▶ Supplied information

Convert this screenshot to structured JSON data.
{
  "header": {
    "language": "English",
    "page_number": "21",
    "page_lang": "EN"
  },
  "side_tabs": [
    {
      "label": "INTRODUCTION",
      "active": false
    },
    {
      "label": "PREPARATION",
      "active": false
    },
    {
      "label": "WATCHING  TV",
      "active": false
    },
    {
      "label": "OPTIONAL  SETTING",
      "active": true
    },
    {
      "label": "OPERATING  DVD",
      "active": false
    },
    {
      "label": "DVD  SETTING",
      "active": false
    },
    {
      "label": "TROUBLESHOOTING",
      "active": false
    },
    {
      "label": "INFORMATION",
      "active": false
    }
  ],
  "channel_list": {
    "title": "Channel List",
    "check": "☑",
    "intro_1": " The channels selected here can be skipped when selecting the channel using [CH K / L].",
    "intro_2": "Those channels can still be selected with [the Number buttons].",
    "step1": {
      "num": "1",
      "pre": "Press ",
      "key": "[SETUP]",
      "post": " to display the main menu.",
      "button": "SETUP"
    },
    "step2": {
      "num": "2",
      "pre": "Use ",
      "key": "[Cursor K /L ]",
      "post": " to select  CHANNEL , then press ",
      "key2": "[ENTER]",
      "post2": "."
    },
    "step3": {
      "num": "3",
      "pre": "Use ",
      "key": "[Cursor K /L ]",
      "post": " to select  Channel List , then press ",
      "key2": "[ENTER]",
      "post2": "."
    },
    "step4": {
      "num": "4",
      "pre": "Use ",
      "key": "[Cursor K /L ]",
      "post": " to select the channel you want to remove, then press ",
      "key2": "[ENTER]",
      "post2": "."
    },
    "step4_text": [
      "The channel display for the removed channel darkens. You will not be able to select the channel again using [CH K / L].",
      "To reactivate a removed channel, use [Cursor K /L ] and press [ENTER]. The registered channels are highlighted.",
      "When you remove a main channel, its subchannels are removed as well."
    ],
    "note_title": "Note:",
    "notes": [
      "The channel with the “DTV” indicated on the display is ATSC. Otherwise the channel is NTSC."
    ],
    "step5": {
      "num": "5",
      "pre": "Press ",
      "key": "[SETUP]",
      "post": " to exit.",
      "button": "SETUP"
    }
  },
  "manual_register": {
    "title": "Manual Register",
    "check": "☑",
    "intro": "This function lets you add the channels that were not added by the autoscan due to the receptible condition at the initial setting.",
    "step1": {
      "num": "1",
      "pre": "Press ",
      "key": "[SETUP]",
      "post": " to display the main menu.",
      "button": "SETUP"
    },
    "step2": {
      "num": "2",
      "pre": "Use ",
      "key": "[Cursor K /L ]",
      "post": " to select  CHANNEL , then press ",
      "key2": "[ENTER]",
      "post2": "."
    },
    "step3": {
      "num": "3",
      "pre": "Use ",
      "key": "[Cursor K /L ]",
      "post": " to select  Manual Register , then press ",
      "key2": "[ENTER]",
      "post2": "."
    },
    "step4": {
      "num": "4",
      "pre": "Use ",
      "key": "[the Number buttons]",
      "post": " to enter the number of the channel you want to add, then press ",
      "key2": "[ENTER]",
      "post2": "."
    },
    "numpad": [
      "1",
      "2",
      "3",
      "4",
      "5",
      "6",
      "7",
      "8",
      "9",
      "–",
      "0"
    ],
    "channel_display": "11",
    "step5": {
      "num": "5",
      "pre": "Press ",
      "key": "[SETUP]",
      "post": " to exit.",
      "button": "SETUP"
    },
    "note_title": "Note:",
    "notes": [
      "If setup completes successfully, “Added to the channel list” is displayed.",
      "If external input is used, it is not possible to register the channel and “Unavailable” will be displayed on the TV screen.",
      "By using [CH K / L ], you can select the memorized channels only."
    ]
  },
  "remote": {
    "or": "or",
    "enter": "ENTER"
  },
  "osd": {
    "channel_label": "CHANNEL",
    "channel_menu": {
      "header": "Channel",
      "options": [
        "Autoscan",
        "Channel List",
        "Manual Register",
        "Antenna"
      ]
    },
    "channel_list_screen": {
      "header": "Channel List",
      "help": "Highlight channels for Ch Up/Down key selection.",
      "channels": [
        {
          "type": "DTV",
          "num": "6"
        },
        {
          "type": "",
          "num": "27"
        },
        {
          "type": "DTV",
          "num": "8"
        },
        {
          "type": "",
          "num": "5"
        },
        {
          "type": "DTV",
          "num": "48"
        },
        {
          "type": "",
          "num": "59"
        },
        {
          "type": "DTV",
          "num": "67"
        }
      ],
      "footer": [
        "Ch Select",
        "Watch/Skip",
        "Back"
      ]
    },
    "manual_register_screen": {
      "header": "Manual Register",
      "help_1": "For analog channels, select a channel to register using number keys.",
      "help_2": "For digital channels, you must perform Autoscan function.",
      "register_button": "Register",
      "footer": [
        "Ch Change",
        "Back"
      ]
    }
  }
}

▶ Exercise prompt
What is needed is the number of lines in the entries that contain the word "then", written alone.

▶ Answer space
6